"The papers should have already been filed," he said. (Nothing was posted on the county's Elections site as of early Thursday afternoon.) He pitched his role as mayor as a good fit for the county board. "I'm someone who has been solving problems," he said. 

While county commission races rarely drew office holders to challenge incumbents, open seats have proven more tempting. Gilbert, 46, is the second sitting official to file for the 2020 commission races.

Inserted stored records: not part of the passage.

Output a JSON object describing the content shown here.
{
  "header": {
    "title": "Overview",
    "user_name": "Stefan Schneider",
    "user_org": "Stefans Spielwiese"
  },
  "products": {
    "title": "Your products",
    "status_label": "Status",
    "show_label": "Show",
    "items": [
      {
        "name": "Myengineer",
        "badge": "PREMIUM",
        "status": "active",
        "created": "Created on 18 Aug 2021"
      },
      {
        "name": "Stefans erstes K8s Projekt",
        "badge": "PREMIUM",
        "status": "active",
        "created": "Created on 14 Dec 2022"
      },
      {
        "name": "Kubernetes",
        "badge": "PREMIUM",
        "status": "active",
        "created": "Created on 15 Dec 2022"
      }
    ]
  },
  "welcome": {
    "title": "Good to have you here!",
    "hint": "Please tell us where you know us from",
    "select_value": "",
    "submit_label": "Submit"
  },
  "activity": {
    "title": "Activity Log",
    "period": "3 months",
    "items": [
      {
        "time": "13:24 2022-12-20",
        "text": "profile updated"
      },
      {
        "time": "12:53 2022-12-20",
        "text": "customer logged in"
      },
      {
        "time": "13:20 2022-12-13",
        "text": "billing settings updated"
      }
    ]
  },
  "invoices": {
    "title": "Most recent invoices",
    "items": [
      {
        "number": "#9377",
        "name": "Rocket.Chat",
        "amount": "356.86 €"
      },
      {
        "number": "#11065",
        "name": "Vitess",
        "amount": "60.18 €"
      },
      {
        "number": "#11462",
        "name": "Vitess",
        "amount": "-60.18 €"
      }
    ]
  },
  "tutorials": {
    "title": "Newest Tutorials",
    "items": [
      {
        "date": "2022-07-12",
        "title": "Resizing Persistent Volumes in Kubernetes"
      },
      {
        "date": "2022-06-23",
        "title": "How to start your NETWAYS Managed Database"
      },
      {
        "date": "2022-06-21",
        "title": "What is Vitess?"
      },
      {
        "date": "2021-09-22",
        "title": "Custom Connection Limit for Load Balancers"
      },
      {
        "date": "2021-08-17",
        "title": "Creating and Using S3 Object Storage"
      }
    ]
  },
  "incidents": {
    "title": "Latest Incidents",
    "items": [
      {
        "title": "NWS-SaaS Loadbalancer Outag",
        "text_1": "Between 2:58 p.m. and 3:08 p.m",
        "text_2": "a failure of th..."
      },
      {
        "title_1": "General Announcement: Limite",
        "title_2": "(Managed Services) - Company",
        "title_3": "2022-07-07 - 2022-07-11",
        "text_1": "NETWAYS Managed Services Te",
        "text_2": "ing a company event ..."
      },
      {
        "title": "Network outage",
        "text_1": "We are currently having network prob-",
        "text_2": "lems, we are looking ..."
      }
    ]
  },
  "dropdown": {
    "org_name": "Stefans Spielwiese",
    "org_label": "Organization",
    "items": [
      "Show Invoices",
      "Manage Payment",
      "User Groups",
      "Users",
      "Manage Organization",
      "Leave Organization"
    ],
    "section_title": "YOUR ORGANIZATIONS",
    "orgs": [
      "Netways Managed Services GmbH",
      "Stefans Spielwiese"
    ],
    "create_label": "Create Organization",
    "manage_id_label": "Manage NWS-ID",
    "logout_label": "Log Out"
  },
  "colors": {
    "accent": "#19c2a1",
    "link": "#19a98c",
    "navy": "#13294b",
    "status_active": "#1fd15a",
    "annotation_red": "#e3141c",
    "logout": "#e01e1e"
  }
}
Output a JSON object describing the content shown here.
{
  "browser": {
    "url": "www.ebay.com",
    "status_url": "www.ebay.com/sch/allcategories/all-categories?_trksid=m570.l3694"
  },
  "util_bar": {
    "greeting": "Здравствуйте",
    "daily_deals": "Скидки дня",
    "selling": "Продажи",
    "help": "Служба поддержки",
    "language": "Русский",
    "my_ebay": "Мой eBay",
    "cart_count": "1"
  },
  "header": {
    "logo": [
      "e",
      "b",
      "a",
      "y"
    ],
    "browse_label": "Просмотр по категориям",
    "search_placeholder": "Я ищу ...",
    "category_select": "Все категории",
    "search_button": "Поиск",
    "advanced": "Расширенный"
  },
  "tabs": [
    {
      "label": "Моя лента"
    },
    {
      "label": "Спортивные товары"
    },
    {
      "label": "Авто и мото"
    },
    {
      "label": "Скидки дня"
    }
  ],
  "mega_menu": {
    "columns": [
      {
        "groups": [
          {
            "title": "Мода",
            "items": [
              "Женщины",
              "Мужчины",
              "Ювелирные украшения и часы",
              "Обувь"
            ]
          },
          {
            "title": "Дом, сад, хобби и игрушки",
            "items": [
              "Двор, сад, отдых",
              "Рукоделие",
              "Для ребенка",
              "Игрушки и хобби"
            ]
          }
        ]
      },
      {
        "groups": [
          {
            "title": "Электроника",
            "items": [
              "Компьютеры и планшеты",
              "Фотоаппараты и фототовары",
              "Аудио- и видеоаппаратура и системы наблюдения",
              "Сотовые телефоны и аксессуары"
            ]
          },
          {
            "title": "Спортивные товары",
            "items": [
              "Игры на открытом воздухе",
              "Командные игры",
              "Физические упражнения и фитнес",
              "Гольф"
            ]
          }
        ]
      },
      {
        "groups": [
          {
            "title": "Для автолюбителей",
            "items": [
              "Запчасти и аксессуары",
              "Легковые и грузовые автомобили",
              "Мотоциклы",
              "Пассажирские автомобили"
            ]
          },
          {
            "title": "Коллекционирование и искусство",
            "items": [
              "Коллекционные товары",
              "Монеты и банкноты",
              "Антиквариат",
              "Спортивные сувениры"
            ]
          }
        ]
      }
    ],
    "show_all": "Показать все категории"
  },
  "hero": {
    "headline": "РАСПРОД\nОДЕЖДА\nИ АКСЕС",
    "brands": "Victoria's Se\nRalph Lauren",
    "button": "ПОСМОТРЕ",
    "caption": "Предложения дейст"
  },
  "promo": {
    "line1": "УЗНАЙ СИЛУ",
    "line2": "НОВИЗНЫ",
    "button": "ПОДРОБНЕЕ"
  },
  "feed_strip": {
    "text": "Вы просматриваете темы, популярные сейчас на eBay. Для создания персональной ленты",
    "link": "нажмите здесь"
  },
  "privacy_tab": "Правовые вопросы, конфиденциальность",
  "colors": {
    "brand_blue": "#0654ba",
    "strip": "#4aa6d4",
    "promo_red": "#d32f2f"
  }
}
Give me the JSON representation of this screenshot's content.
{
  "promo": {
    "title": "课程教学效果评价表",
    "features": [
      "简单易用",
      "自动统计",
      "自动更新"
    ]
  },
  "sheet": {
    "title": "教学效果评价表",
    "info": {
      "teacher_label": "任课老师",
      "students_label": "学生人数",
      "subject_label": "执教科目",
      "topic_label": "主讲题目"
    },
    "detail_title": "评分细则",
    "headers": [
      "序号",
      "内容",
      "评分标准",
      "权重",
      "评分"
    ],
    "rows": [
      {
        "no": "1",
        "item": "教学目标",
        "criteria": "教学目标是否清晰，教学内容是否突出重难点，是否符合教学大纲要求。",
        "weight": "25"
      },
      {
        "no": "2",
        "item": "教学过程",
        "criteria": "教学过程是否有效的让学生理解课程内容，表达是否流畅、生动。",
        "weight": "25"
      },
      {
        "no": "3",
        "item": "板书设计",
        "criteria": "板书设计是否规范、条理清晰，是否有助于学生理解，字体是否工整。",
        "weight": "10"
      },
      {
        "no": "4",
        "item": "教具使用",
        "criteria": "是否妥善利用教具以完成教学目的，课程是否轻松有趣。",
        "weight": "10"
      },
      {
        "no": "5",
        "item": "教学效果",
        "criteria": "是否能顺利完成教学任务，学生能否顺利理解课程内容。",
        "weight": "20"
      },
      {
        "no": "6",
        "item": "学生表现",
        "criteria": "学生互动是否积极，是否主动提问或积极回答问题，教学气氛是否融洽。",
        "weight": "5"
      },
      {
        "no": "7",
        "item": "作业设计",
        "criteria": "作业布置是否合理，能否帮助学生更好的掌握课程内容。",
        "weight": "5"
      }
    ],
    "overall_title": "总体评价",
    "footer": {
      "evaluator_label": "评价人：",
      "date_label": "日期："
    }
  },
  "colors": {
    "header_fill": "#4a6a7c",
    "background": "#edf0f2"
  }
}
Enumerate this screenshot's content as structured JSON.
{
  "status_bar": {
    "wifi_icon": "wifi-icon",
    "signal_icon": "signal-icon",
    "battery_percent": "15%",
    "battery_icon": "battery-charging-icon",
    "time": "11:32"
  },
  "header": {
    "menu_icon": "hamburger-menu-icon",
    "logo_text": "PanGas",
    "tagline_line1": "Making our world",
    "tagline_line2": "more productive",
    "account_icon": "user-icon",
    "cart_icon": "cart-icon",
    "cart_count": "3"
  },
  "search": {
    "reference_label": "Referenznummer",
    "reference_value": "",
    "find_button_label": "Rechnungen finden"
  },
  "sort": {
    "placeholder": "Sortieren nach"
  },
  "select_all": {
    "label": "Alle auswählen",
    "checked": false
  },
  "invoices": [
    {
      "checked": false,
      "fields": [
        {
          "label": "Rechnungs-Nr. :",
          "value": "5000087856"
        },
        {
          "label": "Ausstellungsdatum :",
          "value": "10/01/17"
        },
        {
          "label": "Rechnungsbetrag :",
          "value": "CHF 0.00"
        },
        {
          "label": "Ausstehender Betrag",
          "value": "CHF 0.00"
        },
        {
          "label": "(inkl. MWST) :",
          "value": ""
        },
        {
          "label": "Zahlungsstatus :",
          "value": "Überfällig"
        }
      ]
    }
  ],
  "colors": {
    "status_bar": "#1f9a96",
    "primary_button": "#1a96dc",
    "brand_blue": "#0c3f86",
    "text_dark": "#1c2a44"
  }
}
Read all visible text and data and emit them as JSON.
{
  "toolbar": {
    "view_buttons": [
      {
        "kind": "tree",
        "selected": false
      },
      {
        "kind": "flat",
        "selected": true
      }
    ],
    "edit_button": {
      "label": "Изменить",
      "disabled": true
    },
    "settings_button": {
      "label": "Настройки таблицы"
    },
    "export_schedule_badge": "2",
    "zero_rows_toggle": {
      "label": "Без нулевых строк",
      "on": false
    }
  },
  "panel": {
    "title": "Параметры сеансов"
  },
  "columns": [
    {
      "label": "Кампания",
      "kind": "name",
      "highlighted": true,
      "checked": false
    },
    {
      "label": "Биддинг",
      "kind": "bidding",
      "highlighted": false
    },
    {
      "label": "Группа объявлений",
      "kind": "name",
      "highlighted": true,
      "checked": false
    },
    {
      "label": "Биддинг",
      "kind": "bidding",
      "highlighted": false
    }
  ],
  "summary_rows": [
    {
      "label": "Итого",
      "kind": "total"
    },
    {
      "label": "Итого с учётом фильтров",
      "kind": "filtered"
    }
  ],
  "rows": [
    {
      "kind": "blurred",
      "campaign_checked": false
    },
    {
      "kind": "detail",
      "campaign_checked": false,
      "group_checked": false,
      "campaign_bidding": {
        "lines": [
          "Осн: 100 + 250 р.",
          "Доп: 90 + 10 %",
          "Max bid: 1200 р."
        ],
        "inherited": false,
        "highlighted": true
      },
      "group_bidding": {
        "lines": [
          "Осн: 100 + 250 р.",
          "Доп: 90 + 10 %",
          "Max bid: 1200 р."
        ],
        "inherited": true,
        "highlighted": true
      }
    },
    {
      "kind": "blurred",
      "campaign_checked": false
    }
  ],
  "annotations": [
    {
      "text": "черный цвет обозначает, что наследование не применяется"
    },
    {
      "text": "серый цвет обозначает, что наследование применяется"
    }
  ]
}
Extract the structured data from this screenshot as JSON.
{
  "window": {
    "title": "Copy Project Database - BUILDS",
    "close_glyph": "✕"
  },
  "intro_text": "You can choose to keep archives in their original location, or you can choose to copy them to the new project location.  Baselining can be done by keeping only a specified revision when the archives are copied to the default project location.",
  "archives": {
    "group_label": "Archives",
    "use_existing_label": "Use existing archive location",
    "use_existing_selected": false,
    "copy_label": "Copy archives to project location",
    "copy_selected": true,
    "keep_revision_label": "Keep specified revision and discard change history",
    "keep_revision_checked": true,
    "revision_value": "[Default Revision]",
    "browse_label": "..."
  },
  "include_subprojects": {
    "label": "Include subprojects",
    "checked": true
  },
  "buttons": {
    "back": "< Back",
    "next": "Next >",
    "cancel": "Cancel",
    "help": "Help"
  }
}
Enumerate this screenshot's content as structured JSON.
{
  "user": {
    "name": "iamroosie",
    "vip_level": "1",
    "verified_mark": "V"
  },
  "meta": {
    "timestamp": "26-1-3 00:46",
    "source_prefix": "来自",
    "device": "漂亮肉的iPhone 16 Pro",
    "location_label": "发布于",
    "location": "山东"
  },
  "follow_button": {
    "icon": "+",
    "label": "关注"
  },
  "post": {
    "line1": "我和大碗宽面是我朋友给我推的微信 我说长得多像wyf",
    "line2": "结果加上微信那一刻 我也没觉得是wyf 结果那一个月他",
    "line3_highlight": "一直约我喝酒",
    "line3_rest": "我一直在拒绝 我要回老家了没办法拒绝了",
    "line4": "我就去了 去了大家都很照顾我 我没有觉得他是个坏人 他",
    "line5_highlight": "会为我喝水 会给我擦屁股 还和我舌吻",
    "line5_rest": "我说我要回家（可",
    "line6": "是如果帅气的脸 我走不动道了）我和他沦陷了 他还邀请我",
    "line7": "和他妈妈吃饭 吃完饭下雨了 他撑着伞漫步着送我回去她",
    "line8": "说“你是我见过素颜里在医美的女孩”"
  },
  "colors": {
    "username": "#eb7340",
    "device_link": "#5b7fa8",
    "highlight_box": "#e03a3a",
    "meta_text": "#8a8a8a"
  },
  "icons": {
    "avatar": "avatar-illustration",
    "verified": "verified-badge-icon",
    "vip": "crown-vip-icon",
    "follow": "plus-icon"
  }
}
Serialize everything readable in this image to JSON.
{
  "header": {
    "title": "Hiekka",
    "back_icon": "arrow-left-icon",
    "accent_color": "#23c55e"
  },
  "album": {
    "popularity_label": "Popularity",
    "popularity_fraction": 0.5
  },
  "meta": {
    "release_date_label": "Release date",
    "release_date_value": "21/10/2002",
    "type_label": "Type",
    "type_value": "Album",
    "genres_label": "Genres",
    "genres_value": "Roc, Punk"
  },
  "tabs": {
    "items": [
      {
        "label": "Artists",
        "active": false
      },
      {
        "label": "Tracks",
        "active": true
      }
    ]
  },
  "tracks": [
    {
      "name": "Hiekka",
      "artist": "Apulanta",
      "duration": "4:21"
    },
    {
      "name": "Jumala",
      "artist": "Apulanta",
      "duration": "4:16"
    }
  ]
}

While he was still a state senator last year, René García filed for the District 13 seat being vacated by outgoing Commission Chairman Esteban "Steve" Bovo in 2020. 


DeSantis announces sweeping fixes meant to clean up Florida water woes


Via @JenStaletovich

Two days after he took office, Gov. Ron DeSantis unveiled sweeping measures to clean up Florida’s troubled waters, including spending $2.5 billion and launching more aggressive policies to address algae choking Lake Okeechobee and polluting the state’s coasts.

The newly minted governor, who angered environmentalists on the campaign trail by dismissing climate change as a significant threat, also promised to establish a resiliency office to address looming dangers.

“The people of Florida wanted to see action and this was action that was requested regardless of your party,” DeSantis said in a morning briefing at a Florida Gulf Coast University field station in Bonita Springs, north of Naples. “This is something that can unite all Floridians.”

Included in an executive order: increase water monitoring around the state and establish a task force to address blue green algae, a growing threat worsened by pollution and a warming planet that now regularly fouls rivers flowing from a massive lake half the size of Rhode Island; clean up septic tanks; and focus on more green infrastructure.

DeSantis also promised to speed up construction of a 17,000-acre Everglades reservoir in farm fields south of the lake and try to end polluted discharges.

“I’d like to see no discharges,” he said. “We’re working with the White House and as difficult as it is, working with the Army Corps [of Engineers] to mitigate that.”

The new governor also promised to appoint a chief science officer so “we’re doing sound science making sure we’re getting ahead of the curve on these issues.”

Read the rest here.